Ventless gas logs are also great as they burn at 100% efficiency and have a smokeless flame. These are the best to consider as they do not produce smoke and don't need any venting system. This means there is no heat escape, and much heat is made. However, they do not produce high flames as in the vented system. Still, condensation typically appears on windows since ventless gas logs produce water vapor, which can eventually lead to mildew growth. Leaving a window open near the fireplace is recommended. Ventless gas logs also enrich any odors in the air, just like air fresheners, scented candles, and perfumes.
Coaxial or Collinear Venting
Coaxial is the most common venting type and comprises both flexible and rigid pipes. The vent and intake pipe share the same axis. Airflow with the pipes precludes heat allocation nearby the structure. The vent and intake liners run corresponding to one another for collinear venting. The materials are two aluminum chimney liners.
Control Switch Options
Here we will provide you with some switch options for your gas fireplace.
Match lit is affordable and easily managed; you need a match or lighter to start a gas. They are available for vented gas log systems that use natural gas.
These valves use a thermopile, which generates a large millivolt current that allows connection for a hand-held remote, timer, wall switch, or thermostat. The result is a readily controllable fireplace.
Modified Safety Pilot Kits
Modified safety pilot kits have a motor that permits remote or variable control to quickly turn the fireplace on and off.
An electronic valve features a gas-valve switch, wall switch, or remote control to control the fireplace. Most have a battery-operated system.
8. Testing and Inspection:
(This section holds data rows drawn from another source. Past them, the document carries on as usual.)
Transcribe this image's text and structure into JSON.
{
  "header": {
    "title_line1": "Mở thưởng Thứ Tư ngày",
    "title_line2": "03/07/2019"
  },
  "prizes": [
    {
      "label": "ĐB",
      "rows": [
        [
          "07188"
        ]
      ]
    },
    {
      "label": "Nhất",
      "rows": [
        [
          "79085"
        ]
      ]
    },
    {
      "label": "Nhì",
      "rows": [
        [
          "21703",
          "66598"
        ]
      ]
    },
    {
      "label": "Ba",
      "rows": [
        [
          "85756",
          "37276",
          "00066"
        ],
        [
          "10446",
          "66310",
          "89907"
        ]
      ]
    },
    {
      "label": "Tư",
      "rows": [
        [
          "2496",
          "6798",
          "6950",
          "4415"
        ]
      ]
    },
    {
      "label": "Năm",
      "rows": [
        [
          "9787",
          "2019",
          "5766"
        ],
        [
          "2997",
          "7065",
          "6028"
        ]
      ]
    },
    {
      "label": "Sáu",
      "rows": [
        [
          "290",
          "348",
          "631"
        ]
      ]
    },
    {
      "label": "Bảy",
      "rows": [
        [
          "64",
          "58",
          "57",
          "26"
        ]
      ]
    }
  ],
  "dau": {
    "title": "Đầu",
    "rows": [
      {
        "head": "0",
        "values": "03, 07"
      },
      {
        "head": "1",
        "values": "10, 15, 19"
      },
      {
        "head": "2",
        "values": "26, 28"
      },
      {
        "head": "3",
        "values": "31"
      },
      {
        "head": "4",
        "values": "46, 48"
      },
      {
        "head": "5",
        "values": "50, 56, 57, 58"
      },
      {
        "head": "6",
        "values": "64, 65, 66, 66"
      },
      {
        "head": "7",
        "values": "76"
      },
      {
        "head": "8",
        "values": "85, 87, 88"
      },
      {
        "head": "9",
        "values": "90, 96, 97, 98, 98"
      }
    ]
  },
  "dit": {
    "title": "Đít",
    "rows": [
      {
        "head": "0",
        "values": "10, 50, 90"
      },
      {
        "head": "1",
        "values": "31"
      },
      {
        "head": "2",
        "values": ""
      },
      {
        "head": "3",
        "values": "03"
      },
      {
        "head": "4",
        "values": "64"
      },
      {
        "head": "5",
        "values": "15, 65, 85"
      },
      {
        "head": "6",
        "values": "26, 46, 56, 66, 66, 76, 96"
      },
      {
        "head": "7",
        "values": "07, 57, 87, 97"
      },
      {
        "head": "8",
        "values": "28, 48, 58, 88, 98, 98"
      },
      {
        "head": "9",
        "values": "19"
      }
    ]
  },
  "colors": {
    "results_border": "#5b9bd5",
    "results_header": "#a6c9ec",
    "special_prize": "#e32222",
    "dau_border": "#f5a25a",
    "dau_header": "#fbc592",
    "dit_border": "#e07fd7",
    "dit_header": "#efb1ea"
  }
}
Once the installation is complete, the gas technician will perform thorough testing and inspections. They will check for gas leaks, ensure proper ventilation, and test the fireplace's functionality. This step is essential to ensure the safety and efficiency of your newly converted gas fireplace.
Converting your wood fireplace into a gas fireplace is an excellent choice for those seeking convenience, efficiency, and cleanliness. However, involving professionals throughout the process is crucial to ensure a safe and successful conversion. Following the steps outlined in this guide and relying on expert guidance, you can enjoy the warmth and comfort of a gas fireplace while bidding farewell to the hassles associated with wood-burning fireplaces